“There is a company with airline service interested in this market.”
Martin Shearer, executive director of Somerset-Pulaski County Development Foundation, confirmed the interest this week when asked about the status of a survey conducted by the foundation to determine need for commuter airline service at Lake Cumberland Regional Airport.
“The survey results are still be analyzed by the potential carrier,” said Shearer. “It’s still moving forward ... we haven’t been kicked out ... but I understand the timetable has been pushed back.”
Name of the airline service interested in this market has not been revealed, but Shearer said the company has service in several small markets and has “ ... been around a long time.” He said the company is interested in establishing connection with a major airline hub and flying out of Somerset.
Shearer believes the region needs commercial airline service and is continuing to spearhead an effort to reestablish commuter service between the local airport and a major airline hub.
The renewed regional initiative has set two strategic goals:
• Recruit a regional airline that is aligned with a major carrier such as American, Delta or US Airways.
• Establish service to a major connecting hub.
A Florida-based commuter airline operated out of Lake Cumberland Regional Airport, first to Nashville and then to Washington, D.C., for a little more than two years. It was subsidized with about $900,000 obtained by Congressman Hal Rogers from the U.S. Department of Transportation and $100,000 in local matching funds. No sustaining local source of funding developed before the federal funds were exhausted and the airline shut down February 19, 2010.
As part of its efforts to restore air service at Lake Cumberland Regional, the development foundation retained Louisville-based consulting firm L.B. Schmidt & Associates, LLC, to assist in the effort. The consulting firm updated the market profile that shows the airport will serve 15 Kentucky counties with a combined population of 384,000 people. Luke B. Schmidt is consultant to the foundation.
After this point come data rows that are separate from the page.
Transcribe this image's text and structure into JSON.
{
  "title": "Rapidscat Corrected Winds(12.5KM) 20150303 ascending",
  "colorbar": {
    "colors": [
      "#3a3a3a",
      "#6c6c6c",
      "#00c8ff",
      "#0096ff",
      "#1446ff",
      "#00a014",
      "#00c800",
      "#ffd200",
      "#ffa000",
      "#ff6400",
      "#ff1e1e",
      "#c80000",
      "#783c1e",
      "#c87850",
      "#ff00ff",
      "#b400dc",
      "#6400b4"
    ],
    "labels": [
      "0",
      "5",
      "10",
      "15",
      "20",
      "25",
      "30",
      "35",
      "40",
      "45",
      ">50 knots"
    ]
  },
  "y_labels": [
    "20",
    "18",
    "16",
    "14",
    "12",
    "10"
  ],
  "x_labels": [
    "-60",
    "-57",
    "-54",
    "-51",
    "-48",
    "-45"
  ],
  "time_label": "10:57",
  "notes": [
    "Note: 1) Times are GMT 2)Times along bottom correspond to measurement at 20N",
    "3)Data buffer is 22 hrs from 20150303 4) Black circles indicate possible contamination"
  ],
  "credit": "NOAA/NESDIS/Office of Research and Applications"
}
Shearer said the development foundation’s efforts to recruit a commuter airline service is part of a broader effort by Somerset-Pulaski Convention & Visitors Bureau, airport board and city and county governments. “We’re just spearheading it ... we’re happy to do it,” Shearer said.
Lake Cumberland Regional Airport is jointly owned by Somerset and Pulaski County. It is operated by an airport board chaired by Don Bandy. Members are John Tuttle, Richard Vanhook, Delynn Gibson, David Morris and John Hicks. The airport operation is financed with a 2 percent allocation from the county’s 1 cent occupational tax, amounting to about $150,000 a year.
The J.T. Wilson Field runway is 5,800 feet, about as long as it can be at its location. The runway can’t be extended toward the west because of U.S. 27, and on the east end toward Ferguson there is a big drop-off.
An Instrument Landing System (ILS) provides lateral and vertical guidance necessary to fly a precision approach. A $3 million, spacious, glass-bedecked terminal is an added attraction when a plane and its passengers touch down.